Breck is an Episcopal school. Unlike an Episcopal church, our congregation is multi-religious with a majority of Christians and a significant number of students and adults from other religions.
Our goal as an Episcopal school is to nurture the spiritual development of each person and to welcome everyone to our community.
We offer the following definition to illuminate rather than proselytize. We believe that, far from being an impediment, the Episcopal character of Breck makes our unique approach to all kinds of diversity possible.
What does "Episcopalian" mean?
The Episcopal church is incarnational. This means that while we hold that God was fully incarnate in Jesus, God is also within every human being. Further, we believe that God created life in this world as fundamentally good, despite any human choices to the contrary. Thus, Episcopalians are devoted to stewardship of the earth, social responsibility, and to "seeking out and serving Christ in all persons," as the Baptismal promise declares.
The Episcopal Church is liturgical. In sacraments, symbols, and prayers, we seek awareness of the presence of God in our lives. Sacraments are outward and visible signs of inward and invisible grace.
The Episcopal Church is scriptural. It encourages each person's critical study of the Scripture following one's own conscience and guided by the wisdom found in traditional and contemporary thinking and interpretation.
The Episcopal Church is inclusive, following the example of Jesus Christ, who preached loving inclusion, and against division. In that spirit, we invite all baptized persons to the Eucharist and share a profound dialogue with Jews, Buddhists, Muslims, American Indians, and others. As Bishop Jelinek has said, "we are called to be of one heart, if not necessarily one mind, because we come from one heart." This principle leads us to habits of open-mindedness, patience, and listening. We seek common prayer, not common doctrine.
The Episcopal Church is a community of service. Following the example of Jesus, we approach the path of life by coming "not to be served, but to serve." Social, political, and charitable actions reflect this spiritual imperative.
The Episcopal Church is aesthetic. We have a strong respect for the beauty of holiness and of virtue. In art and music, we seek quality because through them we express spiritual and ethical values.
The Episcopal Church is moderate, affirming balance as a high virtue. We hold personal freedom and communal responsibilities in constant tension.
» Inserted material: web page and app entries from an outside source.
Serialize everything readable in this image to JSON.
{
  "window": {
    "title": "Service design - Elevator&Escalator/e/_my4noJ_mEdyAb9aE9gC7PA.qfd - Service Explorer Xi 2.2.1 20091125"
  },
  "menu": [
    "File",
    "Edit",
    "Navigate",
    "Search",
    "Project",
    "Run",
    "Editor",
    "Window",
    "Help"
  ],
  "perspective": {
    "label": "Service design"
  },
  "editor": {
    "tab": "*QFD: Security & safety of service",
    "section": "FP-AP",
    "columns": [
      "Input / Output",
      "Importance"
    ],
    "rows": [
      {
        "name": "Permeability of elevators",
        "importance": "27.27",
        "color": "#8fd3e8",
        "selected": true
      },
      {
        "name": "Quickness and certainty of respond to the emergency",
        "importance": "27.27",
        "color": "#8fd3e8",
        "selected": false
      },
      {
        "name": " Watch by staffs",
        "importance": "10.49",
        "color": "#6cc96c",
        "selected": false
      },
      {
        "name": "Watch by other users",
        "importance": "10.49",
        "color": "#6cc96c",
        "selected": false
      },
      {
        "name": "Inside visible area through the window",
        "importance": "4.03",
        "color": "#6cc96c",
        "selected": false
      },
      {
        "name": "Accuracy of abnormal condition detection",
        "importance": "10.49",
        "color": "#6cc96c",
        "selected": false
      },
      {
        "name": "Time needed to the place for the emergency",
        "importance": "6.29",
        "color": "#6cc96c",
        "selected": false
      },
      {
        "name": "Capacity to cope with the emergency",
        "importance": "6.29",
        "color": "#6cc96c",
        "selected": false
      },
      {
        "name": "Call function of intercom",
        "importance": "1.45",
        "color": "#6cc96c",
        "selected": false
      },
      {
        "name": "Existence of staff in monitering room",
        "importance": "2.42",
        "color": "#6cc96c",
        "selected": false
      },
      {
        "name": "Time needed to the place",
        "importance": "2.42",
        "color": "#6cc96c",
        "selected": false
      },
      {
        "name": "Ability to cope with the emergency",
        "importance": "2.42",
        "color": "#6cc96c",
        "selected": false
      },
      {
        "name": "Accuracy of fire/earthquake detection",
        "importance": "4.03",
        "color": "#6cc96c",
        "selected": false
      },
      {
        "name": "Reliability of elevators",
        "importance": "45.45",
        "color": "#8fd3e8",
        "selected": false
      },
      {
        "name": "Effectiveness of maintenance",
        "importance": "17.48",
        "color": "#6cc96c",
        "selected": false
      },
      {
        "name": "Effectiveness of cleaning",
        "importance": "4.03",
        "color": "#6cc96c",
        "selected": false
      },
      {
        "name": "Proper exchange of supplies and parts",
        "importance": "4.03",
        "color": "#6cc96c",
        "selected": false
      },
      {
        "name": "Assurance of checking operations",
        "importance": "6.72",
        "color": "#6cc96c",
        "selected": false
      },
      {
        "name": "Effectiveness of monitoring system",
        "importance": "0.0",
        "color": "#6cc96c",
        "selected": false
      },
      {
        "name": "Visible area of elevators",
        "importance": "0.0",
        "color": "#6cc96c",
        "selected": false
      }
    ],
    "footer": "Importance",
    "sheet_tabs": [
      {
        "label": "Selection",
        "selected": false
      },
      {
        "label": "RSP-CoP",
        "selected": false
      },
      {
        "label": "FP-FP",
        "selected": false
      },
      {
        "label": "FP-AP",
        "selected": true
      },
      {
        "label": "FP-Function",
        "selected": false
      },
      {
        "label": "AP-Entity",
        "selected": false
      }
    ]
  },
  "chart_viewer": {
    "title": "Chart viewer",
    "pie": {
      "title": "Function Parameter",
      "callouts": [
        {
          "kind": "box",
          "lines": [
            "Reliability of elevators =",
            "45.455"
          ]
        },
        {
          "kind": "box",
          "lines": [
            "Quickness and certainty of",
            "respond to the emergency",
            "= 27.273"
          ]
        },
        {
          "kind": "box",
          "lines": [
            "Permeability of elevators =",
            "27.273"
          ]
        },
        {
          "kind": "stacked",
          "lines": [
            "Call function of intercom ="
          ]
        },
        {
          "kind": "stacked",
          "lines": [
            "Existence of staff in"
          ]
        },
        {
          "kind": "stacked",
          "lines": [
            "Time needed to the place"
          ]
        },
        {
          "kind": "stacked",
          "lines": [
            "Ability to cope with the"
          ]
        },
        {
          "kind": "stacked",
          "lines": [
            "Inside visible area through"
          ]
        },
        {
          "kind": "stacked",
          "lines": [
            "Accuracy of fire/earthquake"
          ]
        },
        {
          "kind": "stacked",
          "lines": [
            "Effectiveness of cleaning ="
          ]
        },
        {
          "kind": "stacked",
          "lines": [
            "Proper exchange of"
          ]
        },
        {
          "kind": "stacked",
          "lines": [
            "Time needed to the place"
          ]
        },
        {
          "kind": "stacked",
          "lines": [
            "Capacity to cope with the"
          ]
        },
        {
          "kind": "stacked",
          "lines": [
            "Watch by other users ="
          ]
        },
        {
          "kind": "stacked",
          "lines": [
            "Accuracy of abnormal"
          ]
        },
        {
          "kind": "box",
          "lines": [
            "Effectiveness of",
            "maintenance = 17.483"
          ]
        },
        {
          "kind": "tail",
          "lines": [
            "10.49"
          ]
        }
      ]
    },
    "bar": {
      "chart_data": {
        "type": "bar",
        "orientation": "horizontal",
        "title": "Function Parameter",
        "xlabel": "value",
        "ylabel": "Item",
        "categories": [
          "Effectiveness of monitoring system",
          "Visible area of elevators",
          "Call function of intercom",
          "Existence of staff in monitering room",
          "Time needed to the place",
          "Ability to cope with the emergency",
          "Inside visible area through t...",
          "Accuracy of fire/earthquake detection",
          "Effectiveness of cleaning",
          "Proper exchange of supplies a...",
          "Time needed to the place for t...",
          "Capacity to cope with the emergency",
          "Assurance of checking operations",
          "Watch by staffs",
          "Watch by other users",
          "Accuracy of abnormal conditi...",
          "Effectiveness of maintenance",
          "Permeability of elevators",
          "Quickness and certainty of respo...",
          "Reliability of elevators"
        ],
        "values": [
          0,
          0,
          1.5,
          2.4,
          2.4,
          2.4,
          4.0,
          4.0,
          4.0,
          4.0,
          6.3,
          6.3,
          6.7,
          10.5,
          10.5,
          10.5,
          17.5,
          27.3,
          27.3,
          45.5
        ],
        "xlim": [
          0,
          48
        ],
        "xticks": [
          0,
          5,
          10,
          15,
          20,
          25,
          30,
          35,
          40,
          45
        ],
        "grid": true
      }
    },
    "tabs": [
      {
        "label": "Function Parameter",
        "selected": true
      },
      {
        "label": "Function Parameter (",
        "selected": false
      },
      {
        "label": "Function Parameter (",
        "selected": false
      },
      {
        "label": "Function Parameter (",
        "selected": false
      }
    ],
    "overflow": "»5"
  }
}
We are Catholic and Protestant. We seek a balance between social action and quiet, personal reflection.
What makes Breck an Episcopal school?
Breck was founded in 1886 by, and is still affiliated with, the Episcopal Church. The Bishop of the Episcopal Diocese of Minnesota chairs the Board and presides at the most important events of the year, such as Baccalaureate and Commencement. Breck often hosts the most important Diocesan events, such as the election of a new Bishop. Neither Breck nor the Diocese supports the other financially in any way.
The Chaplains are Episcopal clergy and lay people, who lead twice-weekly Chapels in the Episcopal style, as well as celebrating other religious traditions as fully as possible. On occasion, we celebrate the Eucharist (attendance is optional) and such sacraments as baptisms, weddings, ordinations, and funerals. We follow the yearly Episcopal calendar of feasts, fasts, and saints' days. We use the Book of Common Prayer, the Hymnal 1982, and other Episcopal resources.
Following age-appropriate principles, we study religions rigorously and with respect, following the Anglican model of balancing Scripture, tradition, and reason in spiritual study. We move from learning Bible stories in Lower School, through a deeper understanding of belonging to a faith tradition in Middle School, to a thoughtful examination of many religions in Upper School. Our school's Mission includes developing each student's relationship with God.
We are committed to a strong program of service to the Twin Cities community, in keeping with the Prayer Book's Baptismal Promise to "strive for justice and peace among all peoples." Breck's Mission statement speaks of our commitment to instill in our students a deep sense of social responsibility and a desire to contribute to those in need.
What should a student's experience of this Episcopal school be?
By the time they graduate, Breck students will have experienced the regular rhythms of prayer, worship, reflection, and study that sustain one's spiritual life. They will have planned and participated in at least one Chapel service.
They will have had face-to-face relationships with people in need beyond the walls of the school, through several community service projects, and will have reflected on the spiritual benefits of being responsible to and for others.
They will have wrestled with the biggest questions of meaning and value in life, and come to some answers. They will have matured in their relationship with God, and will be able to write and talk about that relationship with precision. They will understand the place of religions and spirituality in human life.
Rt. Rev. Brian Prior
IX Bishop of Minnesota and Chair of the Board
Mr. Edward Kim
Head of School
Rev. John E. Bellaimey